Between those extremes, the Adell, Wis., farrier drove a more conventional shoeing rig with a box placed in the bed of a pickup truck.
The old box is now mounted on the pickup belonging to his farrier son, Trevor.
“I never liked having to reach into the box from the side of the old truck,” Ron says. “It was awkward to have to reach up and in to retrieve tools or supplies from the side because the sides of the truck bed came up so high.”
That’s one of the reasons Ron decided to get a completely new rig. He wasn’t happy with the way the old rig box was organized, so he spent some time thinking about the specific design and looking for the right manufacturer.
Ron decided to work with Stone Well Bodies and Equipment of Genoa, N.Y. to design a custom-built box sized for the Ford F250 diesel pickup.
After three attempts at drawing what he wanted, Ron came up with rig features that make his shoeing job easier.
“The smartest thing I did,” Ron says, “was to not have my anvil bolted to the floor of the box.

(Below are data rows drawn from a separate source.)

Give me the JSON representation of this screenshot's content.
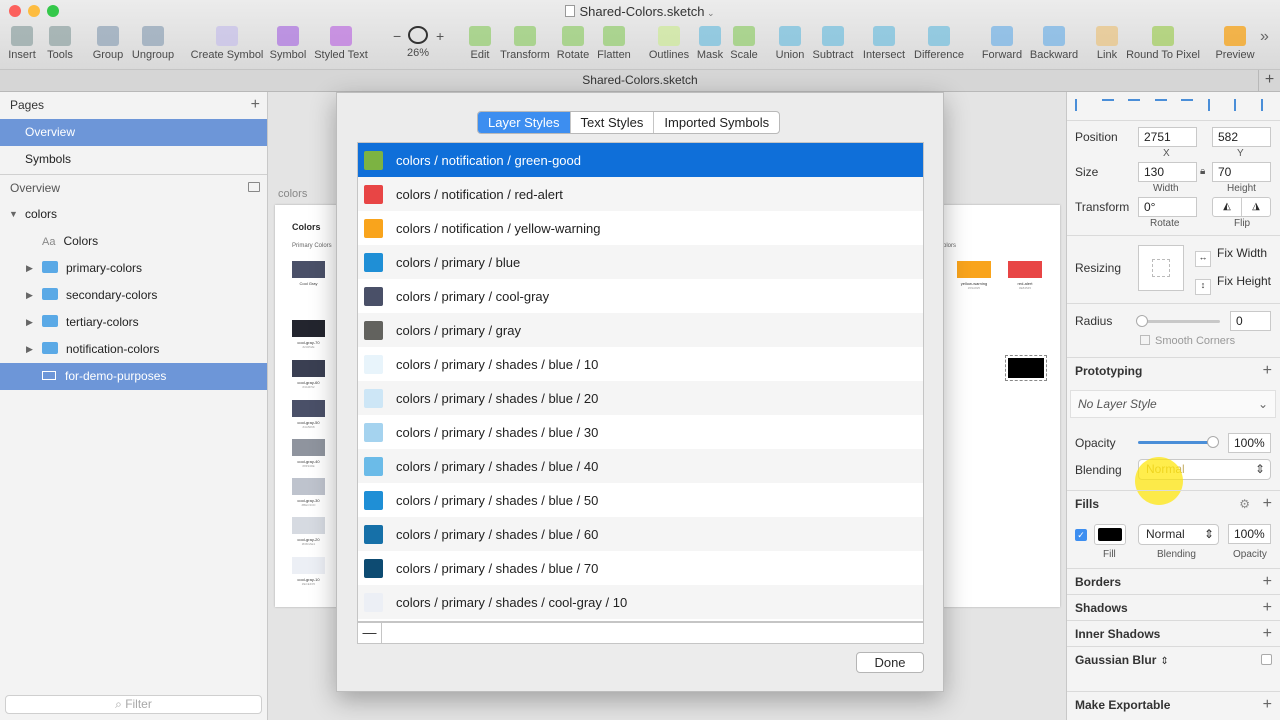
{
  "window": {
    "title": "Shared-Colors.sketch",
    "tab_title": "Shared-Colors.sketch"
  },
  "toolbar": {
    "items": [
      {
        "label": "Insert",
        "icon": "insert-icon"
      },
      {
        "label": "Tools",
        "icon": "tools-icon"
      },
      {
        "label": "Group",
        "icon": "group-icon"
      },
      {
        "label": "Ungroup",
        "icon": "ungroup-icon"
      },
      {
        "label": "Create Symbol",
        "icon": "create-symbol-icon"
      },
      {
        "label": "Symbol",
        "icon": "symbol-icon"
      },
      {
        "label": "Styled Text",
        "icon": "styled-text-icon"
      },
      {
        "label": "26%",
        "icon": "zoom-icon"
      },
      {
        "label": "Edit",
        "icon": "edit-icon"
      },
      {
        "label": "Transform",
        "icon": "transform-icon"
      },
      {
        "label": "Rotate",
        "icon": "rotate-icon"
      },
      {
        "label": "Flatten",
        "icon": "flatten-icon"
      },
      {
        "label": "Outlines",
        "icon": "outlines-icon"
      },
      {
        "label": "Mask",
        "icon": "mask-icon"
      },
      {
        "label": "Scale",
        "icon": "scale-icon"
      },
      {
        "label": "Union",
        "icon": "union-icon"
      },
      {
        "label": "Subtract",
        "icon": "subtract-icon"
      },
      {
        "label": "Intersect",
        "icon": "intersect-icon"
      },
      {
        "label": "Difference",
        "icon": "difference-icon"
      },
      {
        "label": "Forward",
        "icon": "forward-icon"
      },
      {
        "label": "Backward",
        "icon": "backward-icon"
      },
      {
        "label": "Link",
        "icon": "link-icon"
      },
      {
        "label": "Round To Pixel",
        "icon": "round-to-pixel-icon"
      },
      {
        "label": "Preview",
        "icon": "preview-icon"
      }
    ],
    "zoom_minus": "−",
    "zoom_plus": "+",
    "overflow": "»"
  },
  "left_panel": {
    "pages_title": "Pages",
    "pages": [
      "Overview",
      "Symbols"
    ],
    "layers_title": "Overview",
    "layers": [
      {
        "label": "colors",
        "kind": "artboard"
      },
      {
        "label": "Colors",
        "kind": "text"
      },
      {
        "label": "primary-colors",
        "kind": "folder"
      },
      {
        "label": "secondary-colors",
        "kind": "folder"
      },
      {
        "label": "tertiary-colors",
        "kind": "folder"
      },
      {
        "label": "notification-colors",
        "kind": "folder"
      },
      {
        "label": "for-demo-purposes",
        "kind": "shape"
      }
    ],
    "text_layer_glyph": "Aa",
    "filter_placeholder": "Filter"
  },
  "canvas": {
    "artboard_label": "colors",
    "artboard_title": "Colors",
    "section_label": "Primary Colors",
    "right_section_label": "olors",
    "swatches": [
      {
        "name": "Cool Gray",
        "hex": "",
        "color": "#4a5068"
      },
      {
        "name": "cool-gray-70",
        "hex": "#23252E",
        "color": "#23252e"
      },
      {
        "name": "cool-gray-60",
        "hex": "#3A3F52",
        "color": "#3a3f52"
      },
      {
        "name": "cool-gray-50",
        "hex": "#4A5068",
        "color": "#4a5068"
      },
      {
        "name": "cool-gray-40",
        "hex": "#8F949E",
        "color": "#8f949e"
      },
      {
        "name": "cool-gray-30",
        "hex": "#BEC3CD",
        "color": "#bec3cd"
      },
      {
        "name": "cool-gray-20",
        "hex": "#D6DAE1",
        "color": "#d6dae1"
      },
      {
        "name": "cool-gray-10",
        "hex": "#ECEFF5",
        "color": "#eceff5"
      }
    ],
    "notif_swatches": [
      {
        "name": "yellow-warning",
        "hex": "#F9A825",
        "color": "#f9a41c"
      },
      {
        "name": "red-alert",
        "hex": "#E84545",
        "color": "#e84545"
      }
    ]
  },
  "inspector": {
    "position_label": "Position",
    "x": "2751",
    "y": "582",
    "x_label": "X",
    "y_label": "Y",
    "size_label": "Size",
    "width": "130",
    "height": "70",
    "width_label": "Width",
    "height_label": "Height",
    "transform_label": "Transform",
    "rotate": "0°",
    "rotate_label": "Rotate",
    "flip_label": "Flip",
    "resizing_label": "Resizing",
    "fix_width": "Fix Width",
    "fix_height": "Fix Height",
    "radius_label": "Radius",
    "radius": "0",
    "smooth_corners": "Smooth Corners",
    "prototyping": "Prototyping",
    "layer_style": "No Layer Style",
    "opacity_label": "Opacity",
    "opacity": "100%",
    "blending_label": "Blending",
    "blending": "Normal",
    "fills": "Fills",
    "fill_blending": "Normal",
    "fill_opacity": "100%",
    "fill_label": "Fill",
    "fill_blending_label": "Blending",
    "fill_opacity_label": "Opacity",
    "borders": "Borders",
    "shadows": "Shadows",
    "inner_shadows": "Inner Shadows",
    "gaussian_blur": "Gaussian Blur",
    "make_exportable": "Make Exportable",
    "fill_color": "#000000",
    "opacity_fraction": 1.0
  },
  "modal": {
    "tabs": [
      "Layer Styles",
      "Text Styles",
      "Imported Symbols"
    ],
    "active_tab": 0,
    "styles": [
      {
        "name": "colors / notification / green-good",
        "color": "#7cb342"
      },
      {
        "name": "colors / notification / red-alert",
        "color": "#e84545"
      },
      {
        "name": "colors / notification / yellow-warning",
        "color": "#f9a41c"
      },
      {
        "name": "colors / primary / blue",
        "color": "#1f8fd6"
      },
      {
        "name": "colors / primary / cool-gray",
        "color": "#4a5068"
      },
      {
        "name": "colors / primary / gray",
        "color": "#62625e"
      },
      {
        "name": "colors / primary / shades / blue / 10",
        "color": "#e8f4fb"
      },
      {
        "name": "colors / primary / shades / blue / 20",
        "color": "#cde6f6"
      },
      {
        "name": "colors / primary / shades / blue / 30",
        "color": "#a5d3ef"
      },
      {
        "name": "colors / primary / shades / blue / 40",
        "color": "#6bbbe8"
      },
      {
        "name": "colors / primary / shades / blue / 50",
        "color": "#1f8fd6"
      },
      {
        "name": "colors / primary / shades / blue / 60",
        "color": "#1670a8"
      },
      {
        "name": "colors / primary / shades / blue / 70",
        "color": "#0d4b72"
      },
      {
        "name": "colors / primary / shades / cool-gray / 10",
        "color": "#eceff5"
      }
    ],
    "selected": 0,
    "remove_label": "—",
    "done_label": "Done"
  }
}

When I take the anvil out on a job site, it gives me extra surface space to work.”